Last Updated November 9, 2009
Risk Management Education Program
Providing grants for training and outreach about agricultural risk management strategies
Since it was authorized by Congress in 2001, USDA's National Institute of Food and Agriculture (NIFA) has managed the Risk Management Education (RME) Program to provide farmers with the knowledge, skills and tools needed to make informed risk management decisions for their operations, with the goal of enhancing farm profitability.
Such risk management strategies can range from futures, options, forward contracts to broader risk management strategies. These include crops and enterprise diversification, conservation planning, new and value-added markets, debt reduction, and asset building strategies.
The program currently has five priority topics for grants: production risk, price or marketing risk, human resources risk; legal risk (e.g., liability and environmental risk); and financial risk.
The program operates through four regional risk management education centers and a fifth digital center. In 2009, NIFA solicited proposals from institutions in each of the four national regions to manage these centers. Thus, the location for some of the regional centers will change; new centers had not been chosen as of this writing. Updated information about these centers can be found at: www.nifa.usda.gov.
The RME provides accessibility to a wide range of information about RME-funded projects and risk management strategies at its fifth, non-regional, center - the Digital Center for Risk Management Education. As of this writing, this part of RME is housed at the University of Minnesota www.agrisk.umn.edu. However, continued responsibility for this function may change; the following link can direct you to the correct website. www.nifa.usda.gov/nea/economics/in_focus/farm_if_risk.html#risk
The 2008 Farm Bill directed NIFA to emphasize grants to risk management education projects that assist:
- Beginning farmers or ranchers;
- Legal immigrant farmers or ranchers that are attempting to become established producers in the U.S.;
- Socially disadvantaged farmers or ranchers;
- Farmers or ranchers that are preparing to retire and are pursuing transition strategies to help new farmers or ranchers get started, and
- New or established farmers or ranchers that are converting production and marketing systems to pursue new markets.
- $4,900 was granted to Colorado State University Cooperative Extension to develop and train farmers in using a computer-based decision-making tool to help farmers make informed choices around purchases of breeding females.
- $44,572 was granted to Wisconsin's Department of Agriculture, Trade and Consumer Protection to help farmers develop the skills and connections to successfully market products to local food buyers. This project helped link 100 farmers with local food buyers, creating new market opportunities.
- The University of Vermont's Center for Sustainable Agriculture received funding for a series of 6 workshops on different risk management strategies for pasture-raised livestock. Topics ranged from parasite and pest problems to nutrition and diseases, with discussion of methods that meet organic certification requirements.
Application and Financial Information
The RME is funded at $5 million annually. Grant awards will normally not exceed $50,000 for single region projects.
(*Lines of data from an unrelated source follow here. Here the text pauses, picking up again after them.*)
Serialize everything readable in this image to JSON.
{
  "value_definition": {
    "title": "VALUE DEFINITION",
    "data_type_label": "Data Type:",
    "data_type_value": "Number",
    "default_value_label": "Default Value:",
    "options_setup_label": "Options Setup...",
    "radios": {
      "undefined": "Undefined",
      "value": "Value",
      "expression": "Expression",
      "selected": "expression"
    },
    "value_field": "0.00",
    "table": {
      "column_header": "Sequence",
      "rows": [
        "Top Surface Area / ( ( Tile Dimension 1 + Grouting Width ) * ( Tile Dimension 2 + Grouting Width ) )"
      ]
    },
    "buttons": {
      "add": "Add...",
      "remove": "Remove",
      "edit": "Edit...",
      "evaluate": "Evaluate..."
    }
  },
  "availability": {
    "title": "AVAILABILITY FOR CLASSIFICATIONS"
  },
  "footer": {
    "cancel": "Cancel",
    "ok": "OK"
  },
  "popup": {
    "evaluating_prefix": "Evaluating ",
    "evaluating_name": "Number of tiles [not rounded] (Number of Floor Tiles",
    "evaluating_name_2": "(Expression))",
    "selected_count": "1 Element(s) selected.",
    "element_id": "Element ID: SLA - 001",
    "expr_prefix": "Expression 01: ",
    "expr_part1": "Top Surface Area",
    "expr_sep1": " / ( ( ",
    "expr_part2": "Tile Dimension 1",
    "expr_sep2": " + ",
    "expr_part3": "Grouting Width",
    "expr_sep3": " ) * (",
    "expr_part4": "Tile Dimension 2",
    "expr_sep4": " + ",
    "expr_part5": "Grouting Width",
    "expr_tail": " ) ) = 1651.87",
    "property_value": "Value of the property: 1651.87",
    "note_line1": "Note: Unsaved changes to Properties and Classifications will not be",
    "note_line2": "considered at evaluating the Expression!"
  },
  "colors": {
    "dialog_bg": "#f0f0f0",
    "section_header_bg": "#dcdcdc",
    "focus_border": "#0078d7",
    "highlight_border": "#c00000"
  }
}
Generally, the range of awards, for single region projects is from $5,000 to $50,000; however there is no absolute upper or lower limit on the funds provided to a project. The awards will reflect a mix of project sizes to meet our investment goal of a balanced portfolio.
Eligibility, Uses and Restrictions
Organizations eligible for grants are private and public groups, organizations and institutions including land grant colleges and universities, Cooperative Extension, other colleges and universities, and other qualified public and private entities in the region with a demonstrated capacity to develop and deliver educational programs for agricultural producers and their families. These entities include farm organizations, commodity groups, lenders, consultants, marketers, risk management service providers such as crop insurance agents, and other non-governmental and community-based organizations. Collaboration between the public and private sectors is strongly encouraged.
Antonio McLaren, NIFA
RME National Program Leader
email@example.com (202) 720-5997